On a day that begins like any other, Hal receives a mysterious letter bequeathing her a substantial inheritance. She realizes very quickly that the letter was sent to the wrong person—but also that the cold-reading skills she’s honed as a tarot card reader might help her claim the money
Soon, Hal finds herself at the funeral of the deceased…where it dawns on her that there is something very, very wrong about this strange situation and the inheritance at the center of it.
Title: The Death of Mrs. Westaway
Author: Ruth Ware
Publisher: Gallery/Scout Press
Release Date: May 29th, 2018
*ARC provided by the publisher via Netgalley in exchange for an honest review.
This is my second Ruth Ware book, and I’m starting to think she may be becoming the queen of the mystery/thriller genre.
Harriet (Hal) Westaway finds out that she will be receiving a legacy from her wealthy grandmother who has just recently passed. Hal has never met this grandmother, and after some digging, finds out that she is not the right person. Still, desperate times call for desperate measures, and with piling bills and looming threats from a loan shark, Hal decides to pretend. She goes to the funeral and meets Mrs. Westaway’s three sons, all the while pretending to be the daughter of their estranged sister. Soon, she discovers that everything is not as it seems at Trepassen House, and finding out the truth may be more important than money.

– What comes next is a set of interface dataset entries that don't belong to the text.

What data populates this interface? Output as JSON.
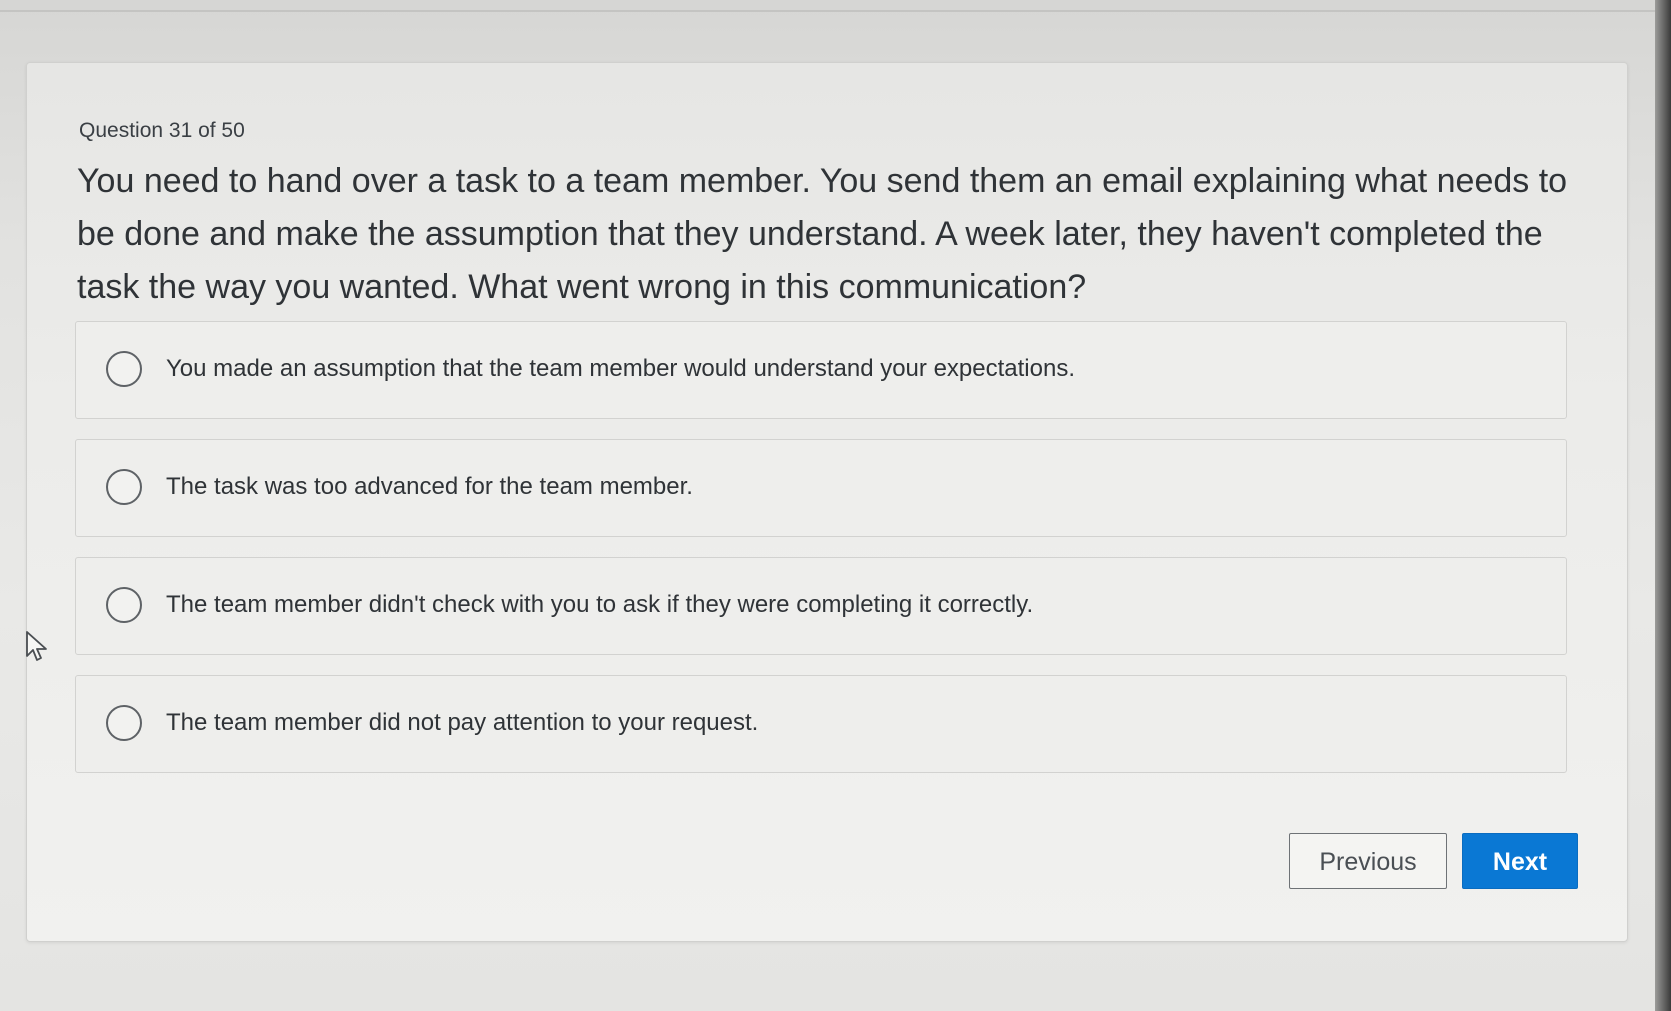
{
  "quiz": {
    "counter": "Question 31 of 50",
    "question": "You need to hand over a task to a team member. You send them an email explaining what needs to be done and make the assumption that they understand. A week later, they haven't completed the task the way you wanted. What went wrong in this communication?",
    "options": [
      {
        "label": "You made an assumption that the team member would understand your expectations.",
        "selected": false
      },
      {
        "label": "The task was too advanced for the team member.",
        "selected": false
      },
      {
        "label": "The team member didn't check with you to ask if they were completing it correctly.",
        "selected": false
      },
      {
        "label": "The team member did not pay attention to your request.",
        "selected": false
      }
    ]
  },
  "nav": {
    "previous_label": "Previous",
    "next_label": "Next"
  },
  "colors": {
    "accent": "#0a78d4",
    "text": "#2f3337"
  },
  "icons": {
    "cursor": "mouse-pointer-icon",
    "radio": "radio-button-icon"
  }
}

Admittedly, it took some time for me to get into this book. The writing is phenomenal and the beginning was definitely interesting, but it is a slow-build book that only increases in tension the further along you get. There is an overwhelming sense of wrongness throughout the entire story, and the creepy, eerie descriptions only add to the foreboding atmosphere. You will sense that something the story is building to something big, and can I just say, you will not be disappointed. The story changed for me at around the 60% mark, and from that point on, I could not peel my eyes from the pages.
I was guessing every character’s motive. It was impossible to tell who to trust. Who is lying, and who is telling the truth? Truth and lies is a major theme of this book, and one that comes full circle. The chapters are interspersed with occasional diary entries from Hal’s mother, which gives you just enough insight to draw your own conclusions but not enough to give any sort of clarity.
I loved the tarot card readings and the way that the cards were used to predict and symbolize aspects of the story. I also liked that Hal never put too much stock in the cards, but rather used them to give herself and others the opportunity to find their own answers. Hal is a great main character. She’s strong, brave, and intuitive, and I enjoyed witnessing the story unfold through her eyes.
All in all, a great read. I didn’t know how much I needed a good mystery novel until I had this one in my hands. I look forward to reading more Ruth Ware books in the future!